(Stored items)
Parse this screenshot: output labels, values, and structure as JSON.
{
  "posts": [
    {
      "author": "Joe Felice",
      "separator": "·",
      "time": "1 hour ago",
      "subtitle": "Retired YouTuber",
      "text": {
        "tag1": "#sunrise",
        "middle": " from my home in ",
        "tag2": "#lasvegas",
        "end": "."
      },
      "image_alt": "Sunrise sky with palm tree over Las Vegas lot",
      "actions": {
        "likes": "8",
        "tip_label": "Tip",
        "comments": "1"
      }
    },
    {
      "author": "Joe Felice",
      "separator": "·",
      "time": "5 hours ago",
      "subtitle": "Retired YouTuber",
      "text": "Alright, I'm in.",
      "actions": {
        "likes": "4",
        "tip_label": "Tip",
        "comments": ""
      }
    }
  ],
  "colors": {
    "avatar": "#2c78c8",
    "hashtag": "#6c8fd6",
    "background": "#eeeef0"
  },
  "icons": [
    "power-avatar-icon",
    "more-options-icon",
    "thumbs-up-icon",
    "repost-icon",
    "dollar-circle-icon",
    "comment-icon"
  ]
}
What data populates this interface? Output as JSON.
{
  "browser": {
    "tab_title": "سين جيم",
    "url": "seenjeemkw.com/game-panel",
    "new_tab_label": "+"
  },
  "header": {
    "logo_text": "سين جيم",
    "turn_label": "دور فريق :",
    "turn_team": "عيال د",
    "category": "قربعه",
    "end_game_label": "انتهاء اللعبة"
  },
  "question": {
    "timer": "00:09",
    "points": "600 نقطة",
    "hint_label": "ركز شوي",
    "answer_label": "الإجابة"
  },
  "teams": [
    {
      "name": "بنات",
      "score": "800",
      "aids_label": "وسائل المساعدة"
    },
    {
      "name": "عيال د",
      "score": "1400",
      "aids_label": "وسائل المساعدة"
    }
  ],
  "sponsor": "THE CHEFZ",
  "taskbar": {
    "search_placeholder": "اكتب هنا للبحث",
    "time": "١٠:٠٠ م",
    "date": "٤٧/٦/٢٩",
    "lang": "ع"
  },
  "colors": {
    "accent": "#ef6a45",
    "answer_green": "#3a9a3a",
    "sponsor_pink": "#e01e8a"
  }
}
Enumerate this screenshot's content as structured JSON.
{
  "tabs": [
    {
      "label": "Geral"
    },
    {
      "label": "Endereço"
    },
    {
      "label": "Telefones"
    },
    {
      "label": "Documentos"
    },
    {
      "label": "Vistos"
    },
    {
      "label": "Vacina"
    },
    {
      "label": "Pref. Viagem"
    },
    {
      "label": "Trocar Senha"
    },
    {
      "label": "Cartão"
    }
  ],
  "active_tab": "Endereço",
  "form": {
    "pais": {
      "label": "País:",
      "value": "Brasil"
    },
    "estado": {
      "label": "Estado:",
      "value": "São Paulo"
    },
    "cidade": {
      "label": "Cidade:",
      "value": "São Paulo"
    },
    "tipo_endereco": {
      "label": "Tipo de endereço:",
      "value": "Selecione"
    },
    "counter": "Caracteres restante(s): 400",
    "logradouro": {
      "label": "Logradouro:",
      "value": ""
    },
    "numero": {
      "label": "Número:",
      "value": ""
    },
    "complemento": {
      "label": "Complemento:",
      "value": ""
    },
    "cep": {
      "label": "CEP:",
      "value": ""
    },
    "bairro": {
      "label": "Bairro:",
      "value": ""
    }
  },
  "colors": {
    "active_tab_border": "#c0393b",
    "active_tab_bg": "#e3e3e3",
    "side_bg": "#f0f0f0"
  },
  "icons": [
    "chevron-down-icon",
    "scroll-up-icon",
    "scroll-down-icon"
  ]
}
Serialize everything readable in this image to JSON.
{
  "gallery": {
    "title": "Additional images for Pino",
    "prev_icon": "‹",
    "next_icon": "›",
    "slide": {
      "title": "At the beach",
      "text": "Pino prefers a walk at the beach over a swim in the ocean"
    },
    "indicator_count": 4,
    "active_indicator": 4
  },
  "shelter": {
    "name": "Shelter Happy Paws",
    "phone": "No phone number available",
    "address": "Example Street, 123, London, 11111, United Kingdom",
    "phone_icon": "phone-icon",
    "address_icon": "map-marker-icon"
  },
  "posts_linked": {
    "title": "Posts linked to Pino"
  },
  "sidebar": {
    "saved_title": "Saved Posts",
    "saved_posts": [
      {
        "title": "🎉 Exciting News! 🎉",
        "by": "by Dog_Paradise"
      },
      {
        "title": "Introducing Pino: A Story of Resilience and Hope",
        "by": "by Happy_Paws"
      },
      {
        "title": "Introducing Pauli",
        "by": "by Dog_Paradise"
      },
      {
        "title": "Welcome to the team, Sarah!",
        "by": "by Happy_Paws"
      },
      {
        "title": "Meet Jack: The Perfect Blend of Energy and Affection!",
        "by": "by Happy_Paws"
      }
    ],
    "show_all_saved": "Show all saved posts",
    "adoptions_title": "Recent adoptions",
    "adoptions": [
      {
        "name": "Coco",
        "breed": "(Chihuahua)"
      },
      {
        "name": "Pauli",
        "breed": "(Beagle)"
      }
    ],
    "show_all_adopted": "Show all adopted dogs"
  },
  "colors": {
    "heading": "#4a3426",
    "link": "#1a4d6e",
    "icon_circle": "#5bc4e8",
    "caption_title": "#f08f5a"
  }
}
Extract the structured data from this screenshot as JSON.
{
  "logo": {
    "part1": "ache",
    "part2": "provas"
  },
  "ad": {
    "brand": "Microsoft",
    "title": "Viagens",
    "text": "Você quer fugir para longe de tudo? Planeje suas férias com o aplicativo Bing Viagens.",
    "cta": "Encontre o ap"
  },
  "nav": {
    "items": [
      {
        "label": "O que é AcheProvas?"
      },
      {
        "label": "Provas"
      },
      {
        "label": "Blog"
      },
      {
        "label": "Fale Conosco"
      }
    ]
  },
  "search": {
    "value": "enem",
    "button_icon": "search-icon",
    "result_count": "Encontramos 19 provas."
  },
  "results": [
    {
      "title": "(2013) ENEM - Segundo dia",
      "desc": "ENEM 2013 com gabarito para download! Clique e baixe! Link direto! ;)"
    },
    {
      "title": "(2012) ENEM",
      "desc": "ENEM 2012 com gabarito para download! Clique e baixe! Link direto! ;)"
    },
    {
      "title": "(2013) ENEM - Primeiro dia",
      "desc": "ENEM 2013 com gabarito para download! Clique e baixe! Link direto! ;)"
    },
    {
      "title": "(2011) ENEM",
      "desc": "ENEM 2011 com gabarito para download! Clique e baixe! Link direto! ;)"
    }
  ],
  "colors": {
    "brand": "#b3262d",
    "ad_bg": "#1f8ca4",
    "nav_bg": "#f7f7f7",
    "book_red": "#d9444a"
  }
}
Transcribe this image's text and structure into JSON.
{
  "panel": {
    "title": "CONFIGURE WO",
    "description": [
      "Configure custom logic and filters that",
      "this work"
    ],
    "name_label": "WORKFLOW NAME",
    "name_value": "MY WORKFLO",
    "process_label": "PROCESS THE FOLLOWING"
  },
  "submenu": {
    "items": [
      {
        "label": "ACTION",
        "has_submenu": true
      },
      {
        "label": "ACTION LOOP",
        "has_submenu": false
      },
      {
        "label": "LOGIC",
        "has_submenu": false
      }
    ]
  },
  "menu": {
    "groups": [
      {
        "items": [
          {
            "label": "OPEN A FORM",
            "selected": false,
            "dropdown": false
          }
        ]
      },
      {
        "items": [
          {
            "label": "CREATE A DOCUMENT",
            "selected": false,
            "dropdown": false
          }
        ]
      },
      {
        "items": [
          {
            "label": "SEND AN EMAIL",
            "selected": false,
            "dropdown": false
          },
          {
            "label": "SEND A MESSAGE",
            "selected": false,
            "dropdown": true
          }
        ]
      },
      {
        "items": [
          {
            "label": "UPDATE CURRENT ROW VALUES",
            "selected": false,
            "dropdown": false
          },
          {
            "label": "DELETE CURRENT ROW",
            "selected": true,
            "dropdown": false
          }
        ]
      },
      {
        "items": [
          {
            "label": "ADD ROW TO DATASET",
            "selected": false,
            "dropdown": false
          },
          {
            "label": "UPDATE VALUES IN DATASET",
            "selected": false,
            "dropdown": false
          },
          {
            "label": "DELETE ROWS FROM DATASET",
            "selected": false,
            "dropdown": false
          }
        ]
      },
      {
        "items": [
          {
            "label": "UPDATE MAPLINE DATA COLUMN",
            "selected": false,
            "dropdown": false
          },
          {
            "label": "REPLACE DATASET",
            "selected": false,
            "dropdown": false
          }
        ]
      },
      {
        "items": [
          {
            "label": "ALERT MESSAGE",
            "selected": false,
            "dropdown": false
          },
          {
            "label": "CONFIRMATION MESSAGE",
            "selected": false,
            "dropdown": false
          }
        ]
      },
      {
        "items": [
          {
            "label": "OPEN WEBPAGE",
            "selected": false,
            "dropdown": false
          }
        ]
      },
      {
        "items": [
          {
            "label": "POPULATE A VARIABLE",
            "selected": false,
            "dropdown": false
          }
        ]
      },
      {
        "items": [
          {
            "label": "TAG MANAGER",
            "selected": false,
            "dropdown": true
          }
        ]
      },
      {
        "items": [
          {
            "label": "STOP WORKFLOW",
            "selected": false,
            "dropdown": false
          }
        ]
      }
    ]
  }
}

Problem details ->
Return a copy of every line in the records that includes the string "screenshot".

Answer to the exercise ->
Parse this screenshot: output labels, values, and structure as JSON.
Enumerate this screenshot's content as structured JSON.
Extract the structured data from this screenshot as JSON.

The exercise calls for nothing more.